TASK DIRECTIONS =
Write the records out again, precisely as they stand.

DATA UNDER STUDY =
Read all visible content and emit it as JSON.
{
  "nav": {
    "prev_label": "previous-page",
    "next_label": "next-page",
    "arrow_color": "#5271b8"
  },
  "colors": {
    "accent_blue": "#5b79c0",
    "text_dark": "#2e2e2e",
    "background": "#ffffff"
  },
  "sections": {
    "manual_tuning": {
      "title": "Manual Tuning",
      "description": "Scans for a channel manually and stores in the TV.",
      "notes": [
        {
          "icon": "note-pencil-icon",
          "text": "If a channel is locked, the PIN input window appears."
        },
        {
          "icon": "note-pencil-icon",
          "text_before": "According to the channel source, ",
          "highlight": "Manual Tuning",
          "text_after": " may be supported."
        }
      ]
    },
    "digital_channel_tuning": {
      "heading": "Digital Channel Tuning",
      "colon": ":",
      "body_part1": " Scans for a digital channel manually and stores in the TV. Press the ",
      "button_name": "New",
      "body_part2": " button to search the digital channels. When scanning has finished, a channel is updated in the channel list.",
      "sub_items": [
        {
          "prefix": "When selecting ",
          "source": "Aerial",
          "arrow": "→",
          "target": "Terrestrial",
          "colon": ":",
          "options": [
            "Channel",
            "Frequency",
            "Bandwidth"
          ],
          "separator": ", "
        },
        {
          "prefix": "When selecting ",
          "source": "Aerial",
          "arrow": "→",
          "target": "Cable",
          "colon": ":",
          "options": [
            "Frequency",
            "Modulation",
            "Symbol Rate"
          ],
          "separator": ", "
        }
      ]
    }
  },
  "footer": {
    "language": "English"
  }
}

ANSWER FOR THE TASK =
Read all visible content and emit it as JSON.
{
  "nav": {
    "prev_label": "previous-page",
    "next_label": "next-page",
    "arrow_color": "#5271b8"
  },
  "colors": {
    "accent_blue": "#5b79c0",
    "text_dark": "#2e2e2e",
    "background": "#ffffff"
  },
  "sections": {
    "manual_tuning": {
      "title": "Manual Tuning",
      "description": "Scans for a channel manually and stores in the TV.",
      "notes": [
        {
          "icon": "note-pencil-icon",
          "text": "If a channel is locked, the PIN input window appears."
        },
        {
          "icon": "note-pencil-icon",
          "text_before": "According to the channel source, ",
          "highlight": "Manual Tuning",
          "text_after": " may be supported."
        }
      ]
    },
    "digital_channel_tuning": {
      "heading": "Digital Channel Tuning",
      "colon": ":",
      "body_part1": " Scans for a digital channel manually and stores in the TV. Press the ",
      "button_name": "New",
      "body_part2": " button to search the digital channels. When scanning has finished, a channel is updated in the channel list.",
      "sub_items": [
        {
          "prefix": "When selecting ",
          "source": "Aerial",
          "arrow": "→",
          "target": "Terrestrial",
          "colon": ":",
          "options": [
            "Channel",
            "Frequency",
            "Bandwidth"
          ],
          "separator": ", "
        },
        {
          "prefix": "When selecting ",
          "source": "Aerial",
          "arrow": "→",
          "target": "Cable",
          "colon": ":",
          "options": [
            "Frequency",
            "Modulation",
            "Symbol Rate"
          ],
          "separator": ", "
        }
      ]
    }
  },
  "footer": {
    "language": "English"
  }
}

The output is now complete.